What you will do: Report every line of the records beneath this task that holds the string "screenshot".

(Entries from a dataset of interfaces)

Segment Open

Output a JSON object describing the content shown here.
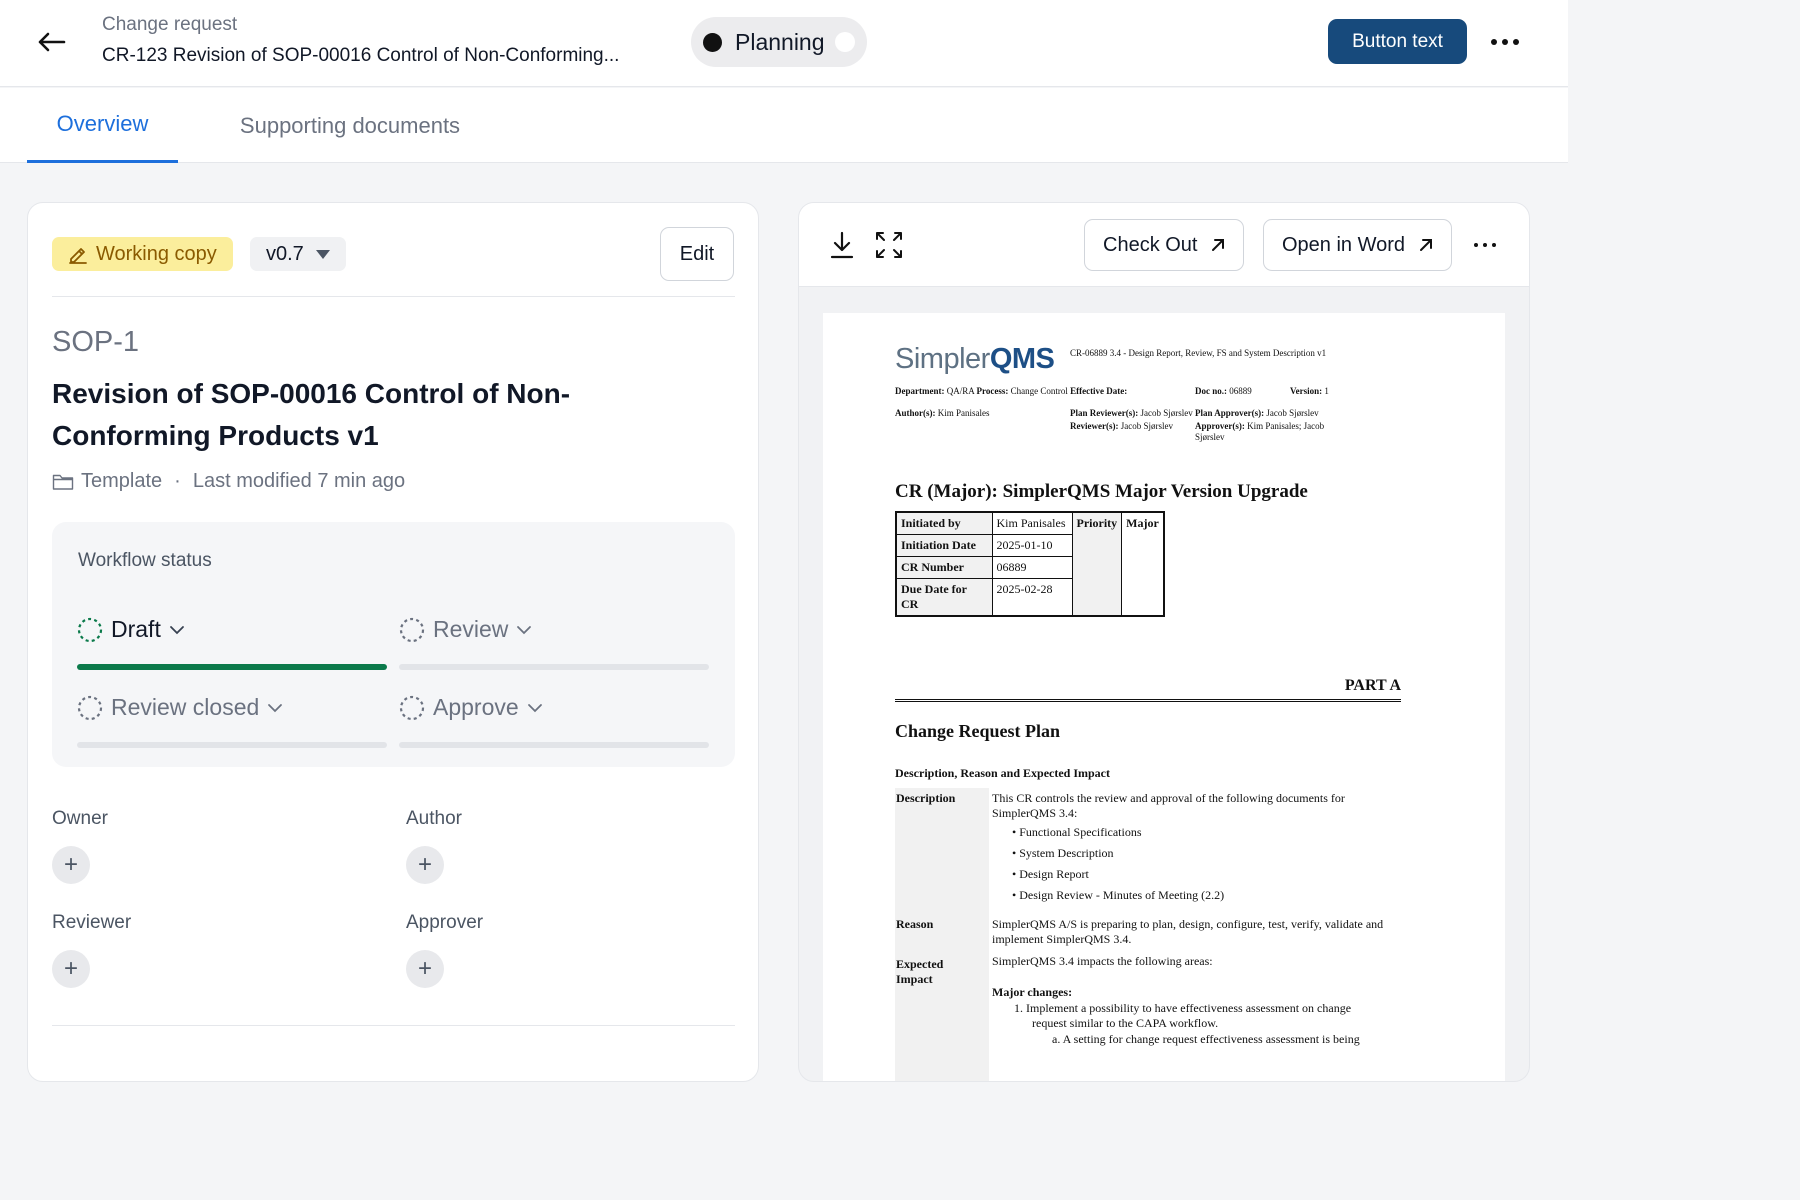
{
  "header": {
    "subtitle": "Change request",
    "title": "CR-123  Revision of SOP-00016 Control of Non-Conforming...",
    "status": "Planning",
    "primary_button": "Button text"
  },
  "tabs": [
    {
      "label": "Overview",
      "active": true
    },
    {
      "label": "Supporting documents",
      "active": false
    }
  ],
  "left": {
    "working_copy": "Working copy",
    "version": "v0.7",
    "edit": "Edit",
    "doc_code": "SOP-1",
    "doc_title": "Revision of SOP-00016 Control of Non-Conforming Products v1",
    "meta_type": "Template",
    "meta_dot": "·",
    "meta_modified": "Last modified 7 min ago",
    "workflow": {
      "label": "Workflow status",
      "steps": [
        {
          "label": "Draft",
          "complete": true
        },
        {
          "label": "Review",
          "complete": false
        },
        {
          "label": "Review closed",
          "complete": false
        },
        {
          "label": "Approve",
          "complete": false
        }
      ]
    },
    "roles": {
      "owner": "Owner",
      "author": "Author",
      "reviewer": "Reviewer",
      "approver": "Approver",
      "add_symbol": "+"
    }
  },
  "right": {
    "check_out": "Check Out",
    "open_in_word": "Open in Word",
    "document": {
      "logo_prefix": "Simpler",
      "logo_brand": "QMS",
      "header_ref": "CR-06889 3.4 - Design Report, Review, FS and System Description v1",
      "department_label": "Department:",
      "department": "QA/RA",
      "process_label": "Process:",
      "process": "Change Control",
      "effective_label": "Effective Date:",
      "doc_no_label": "Doc no.:",
      "doc_no": "06889",
      "version_label": "Version:",
      "version": "1",
      "authors_label": "Author(s):",
      "authors": "Kim Panisales",
      "plan_reviewers_label": "Plan Reviewer(s):",
      "plan_reviewers": "Jacob Sjørslev",
      "plan_approvers_label": "Plan Approver(s):",
      "plan_approvers": "Jacob Sjørslev",
      "reviewers_label": "Reviewer(s):",
      "reviewers": "Jacob Sjørslev",
      "approvers_label": "Approver(s):",
      "approvers_line1": "Kim Panisales; Jacob",
      "approvers_line2": "Sjørslev",
      "cr_heading": "CR (Major): SimplerQMS Major Version Upgrade",
      "table": {
        "initiated_by_label": "Initiated by",
        "initiated_by": "Kim Panisales",
        "priority_label": "Priority",
        "priority": "Major",
        "initiation_date_label": "Initiation Date",
        "initiation_date": "2025-01-10",
        "cr_number_label": "CR Number",
        "cr_number": "06889",
        "due_date_label_1": "Due Date for",
        "due_date_label_2": "CR",
        "due_date": "2025-02-28"
      },
      "part": "PART A",
      "section": "Change Request Plan",
      "subsection": "Description, Reason and Expected Impact",
      "description_label": "Description",
      "description_text": "This CR controls the review and approval of the following documents for SimplerQMS 3.4:",
      "description_items": [
        "Functional Specifications",
        "System Description",
        "Design Report",
        "Design Review - Minutes of Meeting (2.2)"
      ],
      "reason_label": "Reason",
      "reason_text": "SimplerQMS A/S is preparing to plan, design, configure, test, verify, validate and implement SimplerQMS 3.4.",
      "impact_label_1": "Expected",
      "impact_label_2": "Impact",
      "impact_text": "SimplerQMS 3.4 impacts the following areas:",
      "major_changes": "Major changes:",
      "change_1a": "1. Implement a possibility to have effectiveness assessment on change",
      "change_1b": "request similar to the CAPA workflow.",
      "change_1c": "a. A setting for change request effectiveness assessment is being"
    }
  },
  "colors": {
    "accent": "#1d6fdc",
    "primary_button": "#174a7c",
    "progress_complete": "#0b7a4b",
    "working_copy_bg": "#fbee9c"
  },
  "icons": [
    "back-arrow-icon",
    "more-horizontal-icon",
    "pencil-icon",
    "caret-down-icon",
    "folder-icon",
    "status-pending-icon",
    "chevron-down-icon",
    "plus-icon",
    "download-icon",
    "expand-icon",
    "external-link-icon"
  ]
}
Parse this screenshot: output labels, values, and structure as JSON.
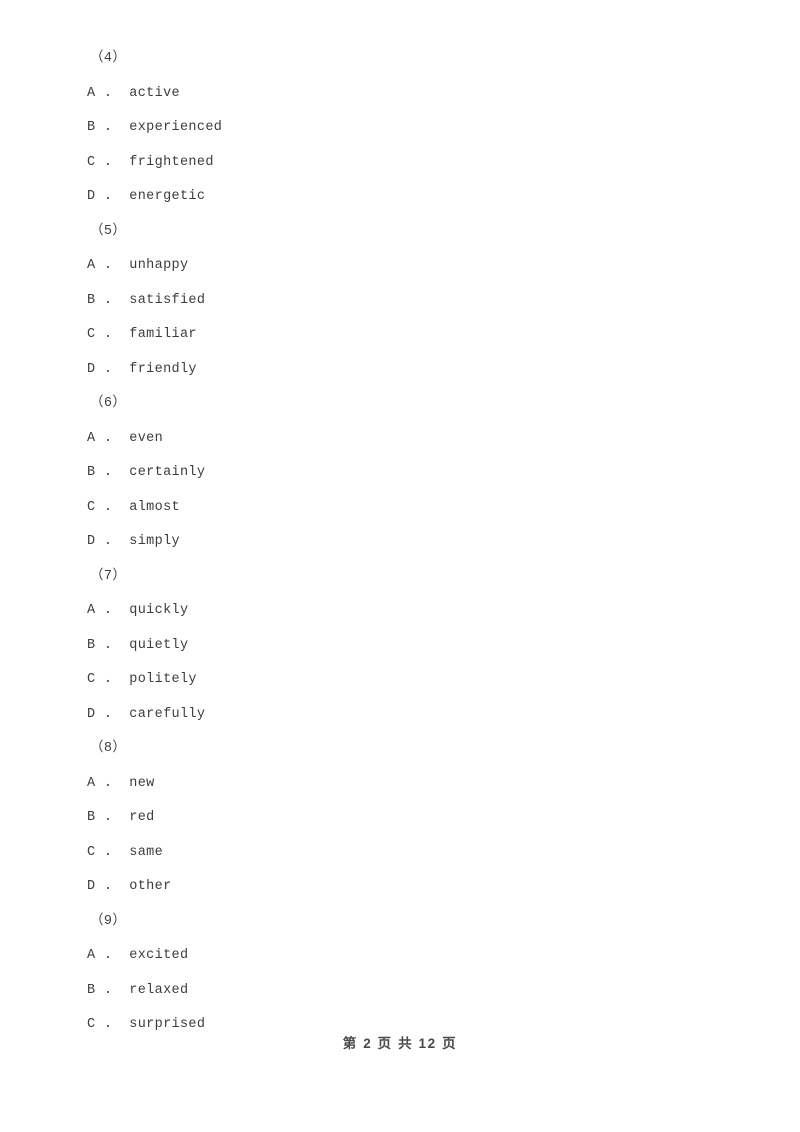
{
  "document": {
    "type": "exam-paper",
    "background_color": "#ffffff",
    "text_color": "#3d3d3d"
  },
  "questions": [
    {
      "number": "（4）",
      "options": [
        {
          "letter": "A",
          "separator": ".",
          "text": "active"
        },
        {
          "letter": "B",
          "separator": ".",
          "text": "experienced"
        },
        {
          "letter": "C",
          "separator": ".",
          "text": "frightened"
        },
        {
          "letter": "D",
          "separator": ".",
          "text": "energetic"
        }
      ]
    },
    {
      "number": "（5）",
      "options": [
        {
          "letter": "A",
          "separator": ".",
          "text": "unhappy"
        },
        {
          "letter": "B",
          "separator": ".",
          "text": "satisfied"
        },
        {
          "letter": "C",
          "separator": ".",
          "text": "familiar"
        },
        {
          "letter": "D",
          "separator": ".",
          "text": "friendly"
        }
      ]
    },
    {
      "number": "（6）",
      "options": [
        {
          "letter": "A",
          "separator": ".",
          "text": "even"
        },
        {
          "letter": "B",
          "separator": ".",
          "text": "certainly"
        },
        {
          "letter": "C",
          "separator": ".",
          "text": "almost"
        },
        {
          "letter": "D",
          "separator": ".",
          "text": "simply"
        }
      ]
    },
    {
      "number": "（7）",
      "options": [
        {
          "letter": "A",
          "separator": ".",
          "text": "quickly"
        },
        {
          "letter": "B",
          "separator": ".",
          "text": "quietly"
        },
        {
          "letter": "C",
          "separator": ".",
          "text": "politely"
        },
        {
          "letter": "D",
          "separator": ".",
          "text": "carefully"
        }
      ]
    },
    {
      "number": "（8）",
      "options": [
        {
          "letter": "A",
          "separator": ".",
          "text": "new"
        },
        {
          "letter": "B",
          "separator": ".",
          "text": "red"
        },
        {
          "letter": "C",
          "separator": ".",
          "text": "same"
        },
        {
          "letter": "D",
          "separator": ".",
          "text": "other"
        }
      ]
    },
    {
      "number": "（9）",
      "options": [
        {
          "letter": "A",
          "separator": ".",
          "text": "excited"
        },
        {
          "letter": "B",
          "separator": ".",
          "text": "relaxed"
        },
        {
          "letter": "C",
          "separator": ".",
          "text": "surprised"
        }
      ]
    }
  ],
  "footer": {
    "text": "第 2 页 共 12 页",
    "current_page": "2",
    "total_pages": "12"
  }
}
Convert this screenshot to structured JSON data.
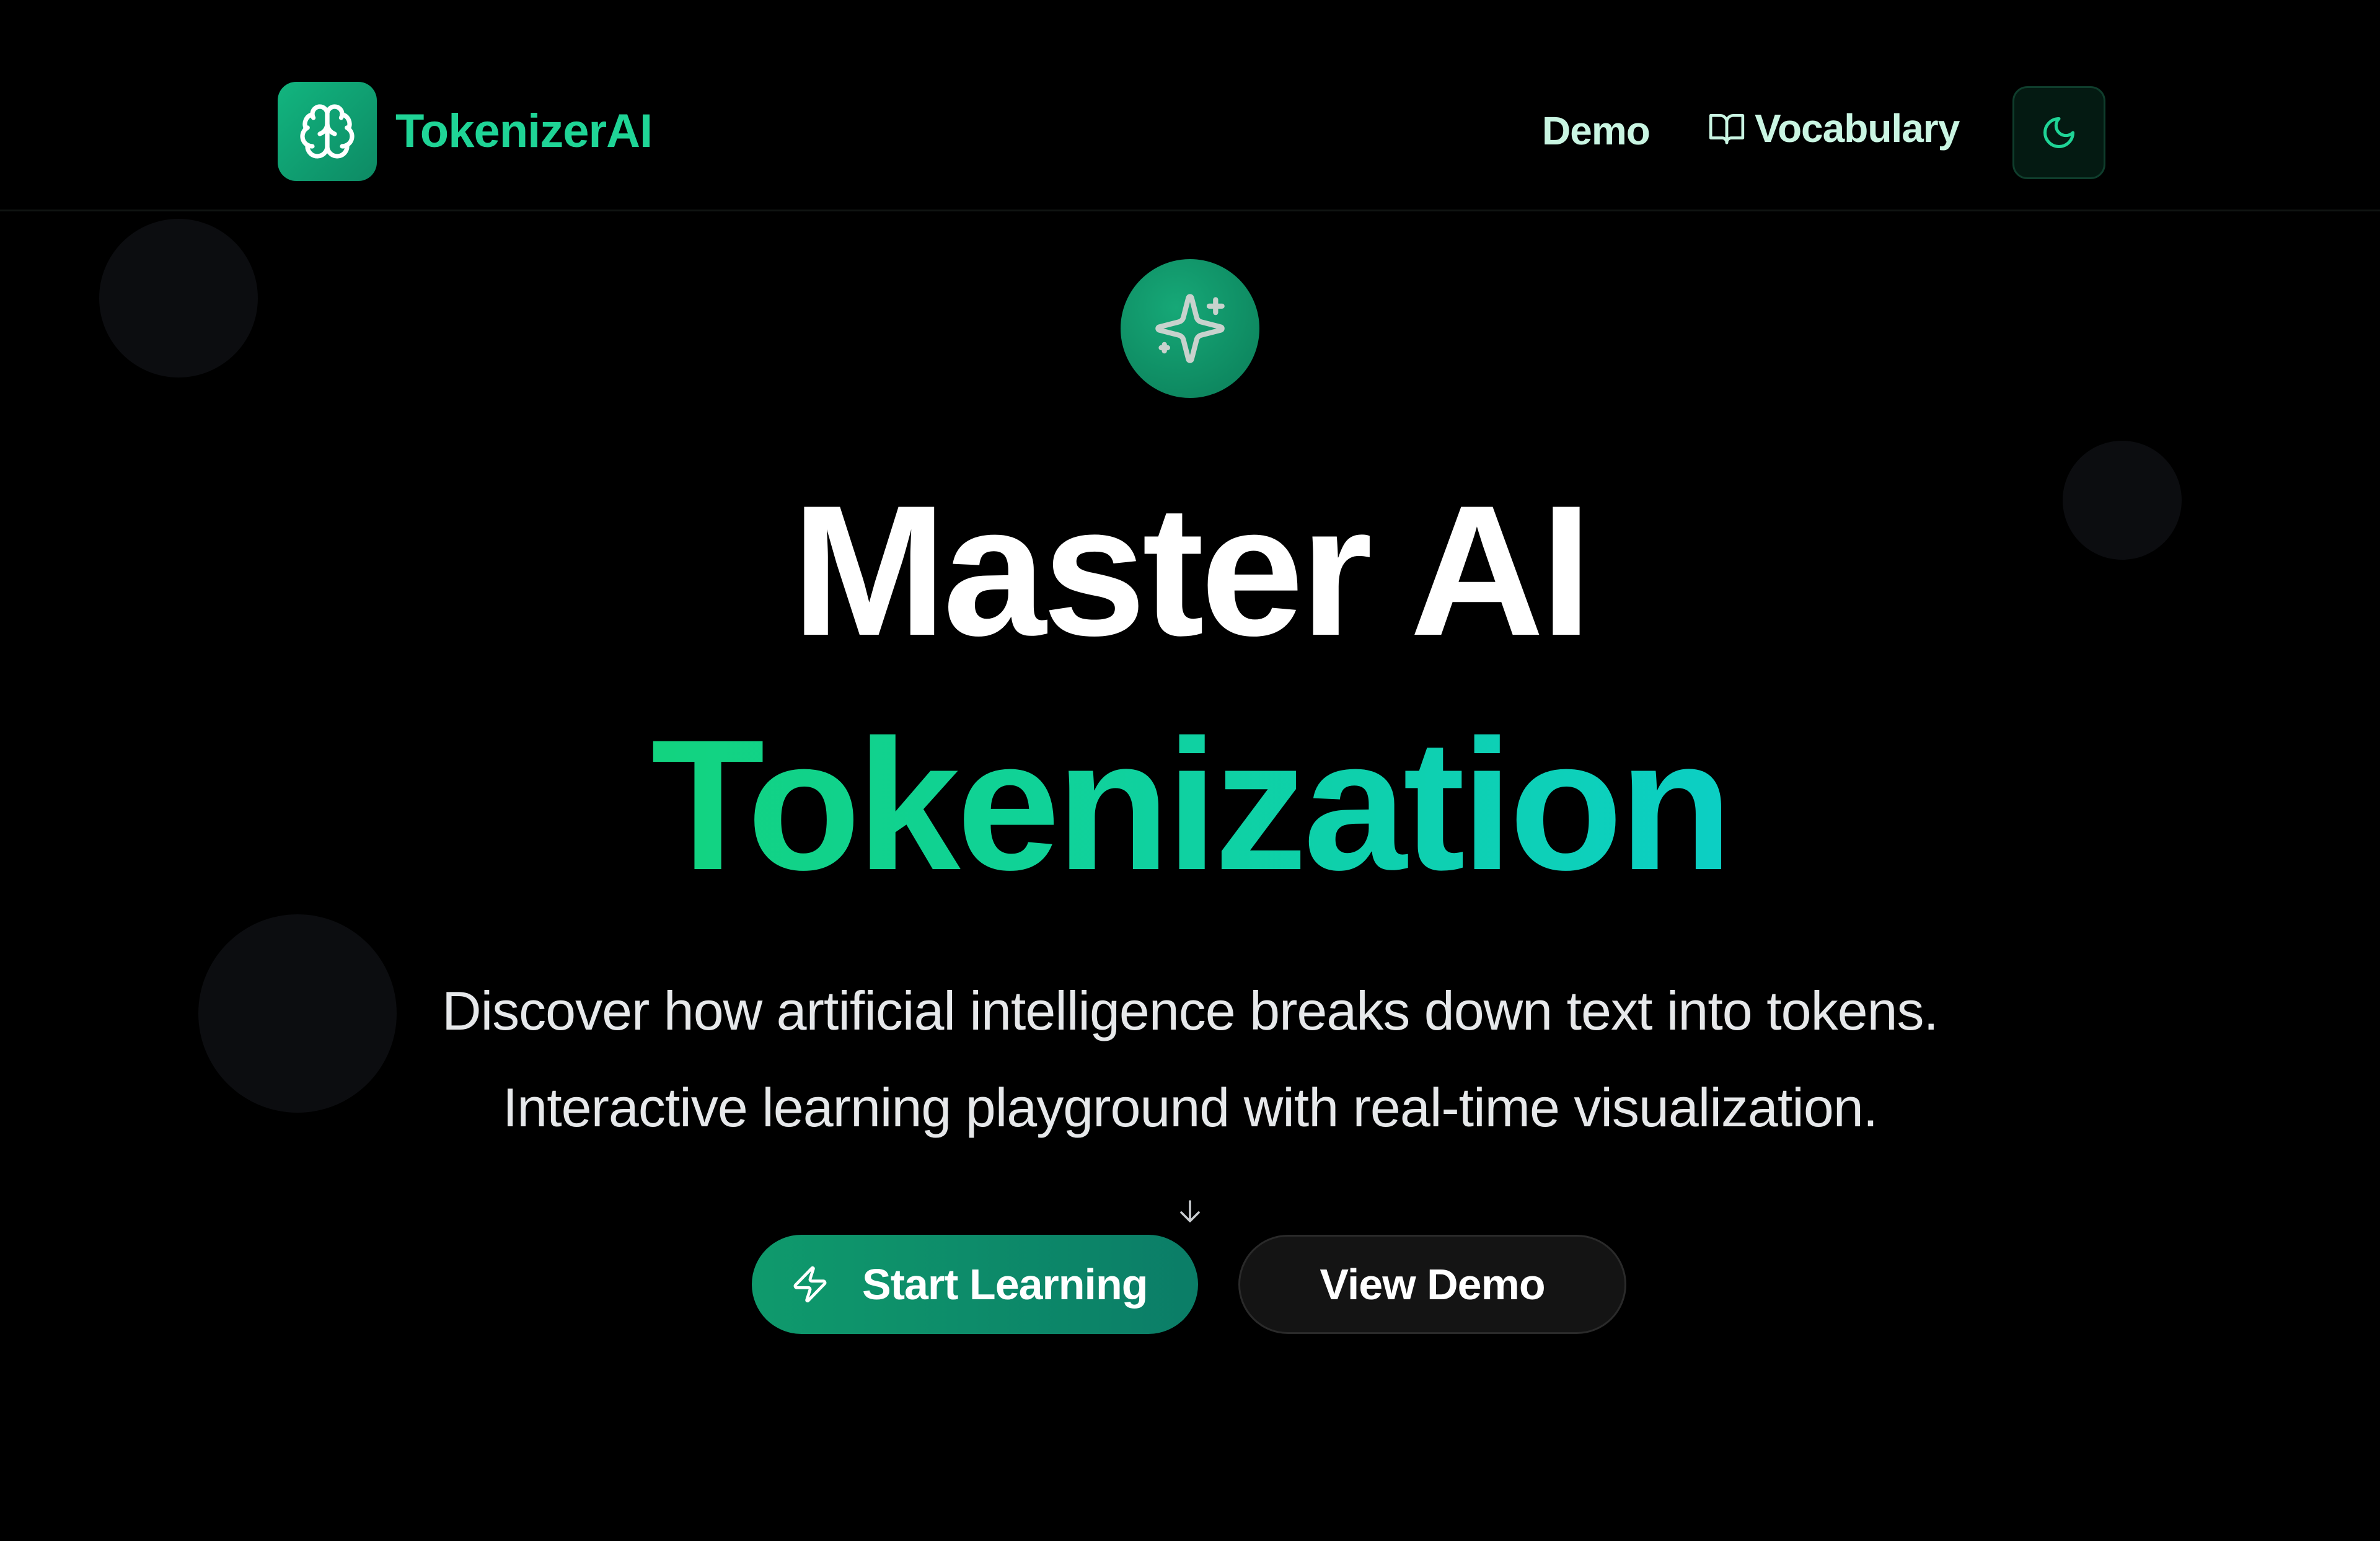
{
  "header": {
    "brand": "TokenizerAI",
    "nav": {
      "demo_label": "Demo",
      "vocabulary_label": "Vocabulary"
    },
    "logo_icon": "brain-icon",
    "vocabulary_icon": "book-open-icon",
    "theme_toggle_icon": "moon-icon"
  },
  "hero": {
    "badge_icon": "sparkles-icon",
    "title_line1": "Master AI",
    "title_line2": "Tokenization",
    "subtitle_line1": "Discover how artificial intelligence breaks down text into tokens.",
    "subtitle_line2": "Interactive learning playground with real-time visualization.",
    "scroll_icon": "arrow-down-icon",
    "primary_button": {
      "label": "Start Learning",
      "icon": "zap-icon"
    },
    "secondary_button": {
      "label": "View Demo"
    }
  },
  "colors": {
    "background": "#000000",
    "accent_green": "#12b57f",
    "brand_text": "#1fd496",
    "gradient_start": "#12d37f",
    "gradient_end": "#0ccfc4"
  }
}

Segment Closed

Your response:
Parse this screenshot: output labels, values, and structure as JSON.
Convert this screenshot to structured JSON data.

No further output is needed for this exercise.